Ji X.-J.,Henan Climate Center |
Wang J.-J.,Henan Climate Center |
Gu W.-L.,Henan Climate Center |
Zhu Y.-Y.,Henan Climate Center |
Li F.-X.,Henan Climate Center
Advances in Climate Change Research | Year: 2012
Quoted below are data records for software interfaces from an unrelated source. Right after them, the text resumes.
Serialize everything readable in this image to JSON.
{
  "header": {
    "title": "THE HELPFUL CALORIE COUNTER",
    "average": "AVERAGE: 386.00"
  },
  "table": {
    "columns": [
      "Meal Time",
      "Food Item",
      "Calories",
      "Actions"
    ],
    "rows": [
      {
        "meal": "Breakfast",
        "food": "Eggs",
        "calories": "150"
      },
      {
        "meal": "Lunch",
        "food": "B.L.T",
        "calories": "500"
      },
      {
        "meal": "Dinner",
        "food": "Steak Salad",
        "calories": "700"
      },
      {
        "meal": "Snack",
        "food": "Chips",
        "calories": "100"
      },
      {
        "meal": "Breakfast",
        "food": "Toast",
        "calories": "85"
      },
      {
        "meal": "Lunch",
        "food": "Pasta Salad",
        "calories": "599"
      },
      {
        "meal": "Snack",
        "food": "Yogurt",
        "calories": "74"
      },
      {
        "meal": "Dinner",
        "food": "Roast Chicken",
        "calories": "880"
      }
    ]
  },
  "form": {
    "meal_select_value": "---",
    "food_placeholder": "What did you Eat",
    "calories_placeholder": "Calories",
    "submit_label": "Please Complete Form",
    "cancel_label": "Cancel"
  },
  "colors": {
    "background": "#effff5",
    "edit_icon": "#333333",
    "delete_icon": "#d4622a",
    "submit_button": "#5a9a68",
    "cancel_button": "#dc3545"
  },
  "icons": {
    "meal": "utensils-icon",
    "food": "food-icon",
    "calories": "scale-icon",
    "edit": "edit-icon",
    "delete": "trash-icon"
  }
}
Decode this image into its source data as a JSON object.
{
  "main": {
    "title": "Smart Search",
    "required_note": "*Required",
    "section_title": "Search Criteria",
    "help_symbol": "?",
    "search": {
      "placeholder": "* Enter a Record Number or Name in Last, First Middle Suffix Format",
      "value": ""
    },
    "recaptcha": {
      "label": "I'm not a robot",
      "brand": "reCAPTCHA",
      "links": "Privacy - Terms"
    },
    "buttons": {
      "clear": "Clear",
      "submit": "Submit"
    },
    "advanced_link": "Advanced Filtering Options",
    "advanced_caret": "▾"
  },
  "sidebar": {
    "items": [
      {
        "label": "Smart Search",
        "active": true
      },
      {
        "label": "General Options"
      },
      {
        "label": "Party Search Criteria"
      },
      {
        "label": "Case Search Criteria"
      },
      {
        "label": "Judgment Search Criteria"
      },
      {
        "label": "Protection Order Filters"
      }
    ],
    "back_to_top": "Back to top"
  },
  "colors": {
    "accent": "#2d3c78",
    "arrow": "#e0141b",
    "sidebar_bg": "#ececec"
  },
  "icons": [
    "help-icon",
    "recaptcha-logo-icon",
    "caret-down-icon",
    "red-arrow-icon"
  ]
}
The annual and seasonal trends in pan evaporation in the lower Yellow River Basin based on quality-controlled data from 10 meteorological stations in 1961-2010 are analyzed. The causes for the changes in annual and seasonal pan evaporation are also discussed. The results suggest that, despite the 1.15°C increasing in annual mean surface air temperature over the past 50 years (0.23°C per decade), the annual pan evaporation has steadily declined by an average rate of -7.65 mm per year. By comparison, this change is greater than those previously reported in China. Significant decreasing trends in annual pan evaporation have been observed at almost all stations. As a whole, seasonal pan evaporation decreased significantly, especially in summer, whereas seasonal temperature increased significantly, except in summer. Thus, the pan evaporation paradox exists in the lower Yellow River Basin. The trend analysis of other meteorological factors indicates significant decrease in sunshine duration and wind speed, but no significant variations in precipitation and relative humidity at annual and seasonal time scales. By examining the relationship between precipitation and pan evaporation, it did not show a concurrent decrease in pan evaporation and increase in precipitation. The partial correlation analysis discovered that the primary cause of decrease in annual and seasonal pan evaporation is the decrease in wind speed. A further examination using a stepwise regression shows that decrease in wind speed and sunshine duration, and increase in mean temperature are likely to be the main meteorological factors affecting the annual and seasonal pan evaporation in the lower Yellow River Basin over the past 50 years.